 Femicidas. Fotografías y texto Rueda Photos. Mal-estar, resistência, transformação. Sueño de la Razón. Fundación Sud Fotográfica (2021, p. 124-125 )

In all this that you say there is an immersed idea regarding the way to build knowledge, which involves time, care, affection, bodily presence.

It is that the arts are a form of knowledge. But knowledge from the arts is built in practice. And explain that to a system that has become a market for the production of indexed papers or publications that enter a pre-established way to enter a market is hard and disastrous.

The field of artistic research is relevant. If we talk about the university or school education, it is one of the few spaces whose function is to ask questions to the world and not necessarily answer. And it is one of the only or few fields that shows the error and the finding of its process. Normally, in other fields of knowledge what is shown are the successes or the good results.

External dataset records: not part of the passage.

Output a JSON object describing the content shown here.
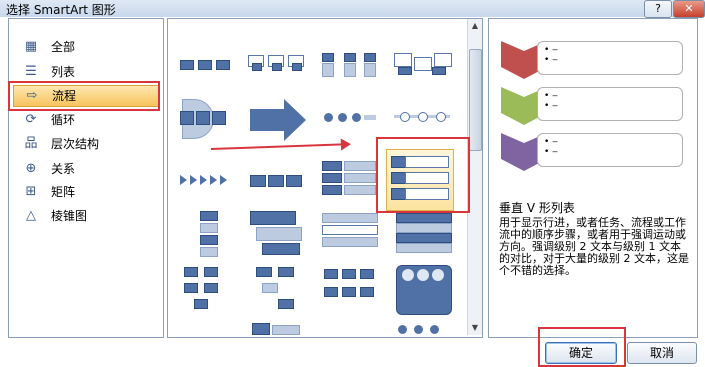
{
  "window": {
    "title": "选择 SmartArt 图形",
    "help_label": "?",
    "close_label": "✕"
  },
  "categories": [
    {
      "label": "全部",
      "icon": "all-icon",
      "glyph": "▦",
      "selected": false
    },
    {
      "label": "列表",
      "icon": "list-icon",
      "glyph": "☰",
      "selected": false
    },
    {
      "label": "流程",
      "icon": "process-icon",
      "glyph": "⇨",
      "selected": true
    },
    {
      "label": "循环",
      "icon": "cycle-icon",
      "glyph": "⟳",
      "selected": false
    },
    {
      "label": "层次结构",
      "icon": "hierarchy-icon",
      "glyph": "品",
      "selected": false
    },
    {
      "label": "关系",
      "icon": "relationship-icon",
      "glyph": "⊕",
      "selected": false
    },
    {
      "label": "矩阵",
      "icon": "matrix-icon",
      "glyph": "⊞",
      "selected": false
    },
    {
      "label": "棱锥图",
      "icon": "pyramid-icon",
      "glyph": "△",
      "selected": false
    }
  ],
  "preview": {
    "bullets": [
      "• ‒",
      "• ‒"
    ],
    "colors": [
      "#c0504d",
      "#9bbb59",
      "#8064a2"
    ],
    "title": "垂直 V 形列表",
    "description": "用于显示行进，或者任务、流程或工作流中的顺序步骤，或者用于强调运动或方向。强调级别 2 文本与级别 1 文本的对比，对于大量的级别 2 文本，这是个不错的选择。"
  },
  "buttons": {
    "ok": "确定",
    "cancel": "取消"
  },
  "colors": {
    "accent": "#4f71a6",
    "highlight": "#d8353c",
    "selection": "#f8c45e"
  }
}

But you think that ordinary viewers see it that way, they understand art as a form of knowledge.

If formal education, hours of philosophy, and art are taken away, it is more difficult for it to happen. In addition, several cultural institutions have a deficiency, they have become mausoleums of objects, rather than schools of mutual learning. Furthermore, one should not even try to make other people – the public – understand what one wants to say. What one has to try is for these other people and ourselves to ask questions about this dialogue in common. Because if we want to teach or think that the other understood, we are still thinking we have the truth. We are small contributions to expand or allow other possible worlds.

In that sense, that education we were talking about at the beginning would still be needed to achieve an effective critical reading of what is seen. Photography, much more than the other visual arts, carries with it this effect of truth or reality. Many times whoever sees the photograph believes that there is no greater manipulation in what he sees.

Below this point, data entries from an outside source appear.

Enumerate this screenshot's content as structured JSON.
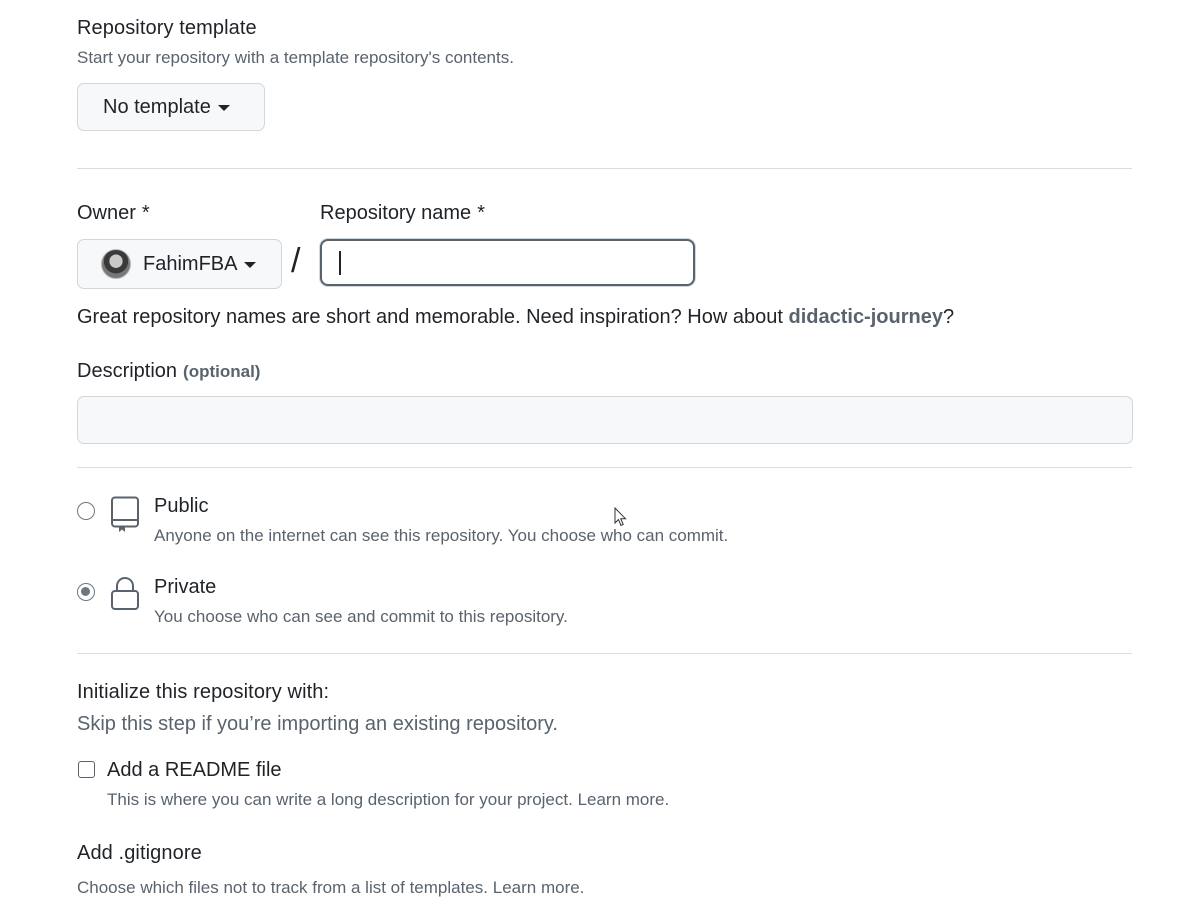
{
  "template_section": {
    "title": "Repository template",
    "subtitle": "Start your repository with a template repository's contents.",
    "dropdown_label": "No template"
  },
  "owner": {
    "label": "Owner",
    "required_mark": "*",
    "username": "FahimFBA"
  },
  "separator": "/",
  "repo_name": {
    "label": "Repository name",
    "required_mark": "*",
    "value": ""
  },
  "name_hint": {
    "text_before": "Great repository names are short and memorable. Need inspiration? How about ",
    "suggestion": "didactic-journey",
    "text_after": "?"
  },
  "description": {
    "label": "Description",
    "optional": "(optional)",
    "value": ""
  },
  "visibility": {
    "options": [
      {
        "title": "Public",
        "description": "Anyone on the internet can see this repository. You choose who can commit.",
        "selected": false,
        "icon": "repo-icon"
      },
      {
        "title": "Private",
        "description": "You choose who can see and commit to this repository.",
        "selected": true,
        "icon": "lock-icon"
      }
    ]
  },
  "initialize": {
    "title": "Initialize this repository with:",
    "subtitle": "Skip this step if you’re importing an existing repository.",
    "readme_label": "Add a README file",
    "readme_description": "This is where you can write a long description for your project.",
    "readme_link": "Learn more.",
    "readme_checked": false
  },
  "gitignore": {
    "title": "Add .gitignore",
    "description": "Choose which files not to track from a list of templates.",
    "link": "Learn more."
  },
  "colors": {
    "text": "#1f2328",
    "muted": "#59636e",
    "border": "#d0d7de",
    "input_bg": "#f6f8fa"
  }
}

Dismantling is not so difficult with a pedagogy of images or visualities. The problem is that the power structures don’t want that. There are no approaches to visuality in schools, although it is fundamental. There is a Chilean philosopher named Andrea Soto who has just released a book that I recommend, The performativity of images (Editorial Metales Pesados, 2020). One of her thesis is that there is no overabundance of images, but rather a kind of saturation of identical images. That is why it is so important to create new images that effectively speak of the invisible, of the unseen. I agree with her because one always talks about everyone being a photographer and indeed the technology of the telephone has generated that we all take photos. But when you look at those images and put them side by side, they are the same, they are replicas, representations of an individual capitalist system.

The images reflect our way of looking at the world and it is super complicated because sometimes you see that condition of the corporality of the frame or the way of looking that replicates a terrible system. Many times they ask me if one can talk about Latin American photography, and there are many people against and many people in favor. I do believe that we must rethink our practices from our territory. That means rethinking our stories and telling new stories and the past that were not told or were told very badly.